Sweden faces an economic slump next year that will see economic growth grind to a complete stop, Sweden's official government economics forecaster, has warned.

Swedish economy to grind to a halt as interest rates kick in

Sweden’s National Institute of Economic Research, which is tasked with tracking the business cycle for the Swedish government, warned in its quarterly forecast on Wednesday that greater than expected energy prices, interest rate rises, and stubborn inflation rates, Sweden was facing a significant downturn. 

The institute has shaved 1.6 percentage points off its forecast for growth in 2023, leaving the economy at a standstill, contracting -0.1 percent over the year. 

The institute now expects unemployment of 7.7 percent in 2023, up from a forecast of 7.5 percent given when in its last forecast in June.

“We can see that households are already starting to reign in their consumption,” said Ylva Hedén Westerdahl, the institute’s head of forecasting, saying this was happening “a little earlier than we had thought”. 

“We thought this would have happened when electricity bills went up, and interest rates went up a little more,” she continued. 

The bank expects household consumption to contract in 2023, something that she said was “quite unusual” and had not happened since Sweden’s 1990s economic crisis, apart from in the immediate aftermath of the Covid-19 pandemic. 

This was partly down to a five percent reduction in real salaries in Sweden in 2022, taking into account inflation, which the institute expects to be followed by a further two percent fall in real salaries in 2023. 

If the incoming Moderate-led government goes ahead with plans to reimburse consumers for high power prices, however, this would counterbalance the impact of inflation, leaving Swedish households’ purchasing power unchanged. 

The institute said it expected inflation to average 7.7 percent this year and 4.6 percent in 2023, both higher than it had forecast earlier.

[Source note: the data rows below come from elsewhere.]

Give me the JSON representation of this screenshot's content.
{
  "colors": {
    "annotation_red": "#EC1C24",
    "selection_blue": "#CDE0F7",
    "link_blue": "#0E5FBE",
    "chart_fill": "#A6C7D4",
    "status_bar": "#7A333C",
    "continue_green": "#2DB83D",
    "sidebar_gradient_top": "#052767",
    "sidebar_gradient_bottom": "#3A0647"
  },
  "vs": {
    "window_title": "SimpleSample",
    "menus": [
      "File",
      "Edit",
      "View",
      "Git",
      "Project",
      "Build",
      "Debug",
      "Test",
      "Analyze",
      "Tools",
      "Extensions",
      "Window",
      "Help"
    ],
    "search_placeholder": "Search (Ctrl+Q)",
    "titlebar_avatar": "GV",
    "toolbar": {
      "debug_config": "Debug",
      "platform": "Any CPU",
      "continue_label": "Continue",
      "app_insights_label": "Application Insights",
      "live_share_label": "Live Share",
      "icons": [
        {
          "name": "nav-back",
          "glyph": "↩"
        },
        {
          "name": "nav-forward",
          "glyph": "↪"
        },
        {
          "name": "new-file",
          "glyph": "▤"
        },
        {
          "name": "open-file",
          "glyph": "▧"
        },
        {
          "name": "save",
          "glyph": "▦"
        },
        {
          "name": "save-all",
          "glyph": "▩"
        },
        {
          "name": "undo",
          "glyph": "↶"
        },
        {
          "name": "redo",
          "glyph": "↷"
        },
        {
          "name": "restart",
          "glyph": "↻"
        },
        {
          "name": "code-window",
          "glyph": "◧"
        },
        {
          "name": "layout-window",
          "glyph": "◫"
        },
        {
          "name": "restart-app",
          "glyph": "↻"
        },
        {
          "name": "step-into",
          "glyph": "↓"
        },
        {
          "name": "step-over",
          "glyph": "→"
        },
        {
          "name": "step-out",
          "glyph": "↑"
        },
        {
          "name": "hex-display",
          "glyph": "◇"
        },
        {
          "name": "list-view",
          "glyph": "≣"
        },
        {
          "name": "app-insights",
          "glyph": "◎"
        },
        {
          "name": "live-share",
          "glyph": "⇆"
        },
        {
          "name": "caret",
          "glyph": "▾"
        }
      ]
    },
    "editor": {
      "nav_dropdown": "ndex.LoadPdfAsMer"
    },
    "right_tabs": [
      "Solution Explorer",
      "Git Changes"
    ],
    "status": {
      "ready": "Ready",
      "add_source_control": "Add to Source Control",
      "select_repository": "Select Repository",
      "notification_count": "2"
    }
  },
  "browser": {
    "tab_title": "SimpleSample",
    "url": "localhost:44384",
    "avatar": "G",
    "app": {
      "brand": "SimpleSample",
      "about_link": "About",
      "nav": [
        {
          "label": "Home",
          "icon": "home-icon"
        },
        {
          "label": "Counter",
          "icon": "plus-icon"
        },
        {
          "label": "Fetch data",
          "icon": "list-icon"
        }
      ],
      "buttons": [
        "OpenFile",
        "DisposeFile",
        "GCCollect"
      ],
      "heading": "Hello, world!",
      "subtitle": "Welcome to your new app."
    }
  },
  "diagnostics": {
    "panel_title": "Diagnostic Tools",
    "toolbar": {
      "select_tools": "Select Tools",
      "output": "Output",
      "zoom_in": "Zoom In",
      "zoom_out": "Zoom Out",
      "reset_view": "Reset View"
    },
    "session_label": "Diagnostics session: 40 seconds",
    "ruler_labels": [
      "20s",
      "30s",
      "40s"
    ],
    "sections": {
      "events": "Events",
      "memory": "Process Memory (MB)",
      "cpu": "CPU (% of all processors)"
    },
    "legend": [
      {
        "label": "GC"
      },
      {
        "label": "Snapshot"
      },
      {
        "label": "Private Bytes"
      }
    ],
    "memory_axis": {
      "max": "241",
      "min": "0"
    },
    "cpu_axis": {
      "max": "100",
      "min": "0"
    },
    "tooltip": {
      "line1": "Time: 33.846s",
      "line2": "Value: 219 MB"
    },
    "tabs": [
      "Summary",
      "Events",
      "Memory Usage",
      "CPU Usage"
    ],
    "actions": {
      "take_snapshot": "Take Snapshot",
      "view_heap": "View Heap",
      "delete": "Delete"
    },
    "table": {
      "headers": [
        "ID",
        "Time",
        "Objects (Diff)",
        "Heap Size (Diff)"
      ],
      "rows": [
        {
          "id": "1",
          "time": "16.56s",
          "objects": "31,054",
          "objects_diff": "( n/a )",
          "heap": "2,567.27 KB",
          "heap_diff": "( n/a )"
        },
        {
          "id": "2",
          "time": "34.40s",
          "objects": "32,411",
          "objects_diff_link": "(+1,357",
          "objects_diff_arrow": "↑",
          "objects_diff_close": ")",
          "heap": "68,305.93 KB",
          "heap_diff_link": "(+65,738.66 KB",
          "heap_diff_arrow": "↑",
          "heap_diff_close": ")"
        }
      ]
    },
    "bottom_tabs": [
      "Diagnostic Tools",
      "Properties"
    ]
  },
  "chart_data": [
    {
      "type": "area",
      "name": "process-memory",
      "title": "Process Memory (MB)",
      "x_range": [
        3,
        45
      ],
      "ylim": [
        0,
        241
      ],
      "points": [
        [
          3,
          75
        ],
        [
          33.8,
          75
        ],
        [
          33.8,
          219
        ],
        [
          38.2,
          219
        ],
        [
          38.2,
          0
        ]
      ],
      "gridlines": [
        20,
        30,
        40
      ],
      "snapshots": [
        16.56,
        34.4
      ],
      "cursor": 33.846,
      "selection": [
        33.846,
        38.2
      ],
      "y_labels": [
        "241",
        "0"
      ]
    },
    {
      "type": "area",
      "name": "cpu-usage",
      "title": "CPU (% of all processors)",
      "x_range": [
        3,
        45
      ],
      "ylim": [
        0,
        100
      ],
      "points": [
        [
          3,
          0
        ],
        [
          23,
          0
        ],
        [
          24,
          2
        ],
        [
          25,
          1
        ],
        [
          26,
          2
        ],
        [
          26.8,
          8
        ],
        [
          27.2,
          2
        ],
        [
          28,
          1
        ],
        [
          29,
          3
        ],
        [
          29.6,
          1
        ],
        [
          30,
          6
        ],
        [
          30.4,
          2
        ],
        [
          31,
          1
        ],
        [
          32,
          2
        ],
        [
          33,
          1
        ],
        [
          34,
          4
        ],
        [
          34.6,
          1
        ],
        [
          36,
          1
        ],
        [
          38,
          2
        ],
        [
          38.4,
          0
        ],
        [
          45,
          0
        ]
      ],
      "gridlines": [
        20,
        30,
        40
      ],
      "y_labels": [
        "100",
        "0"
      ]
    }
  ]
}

Sweden’s Riksbank central bank this month hike its key interest rate by a full percentage point, after inflation hit 9 percent in August, the biggest single hike since the 1990s.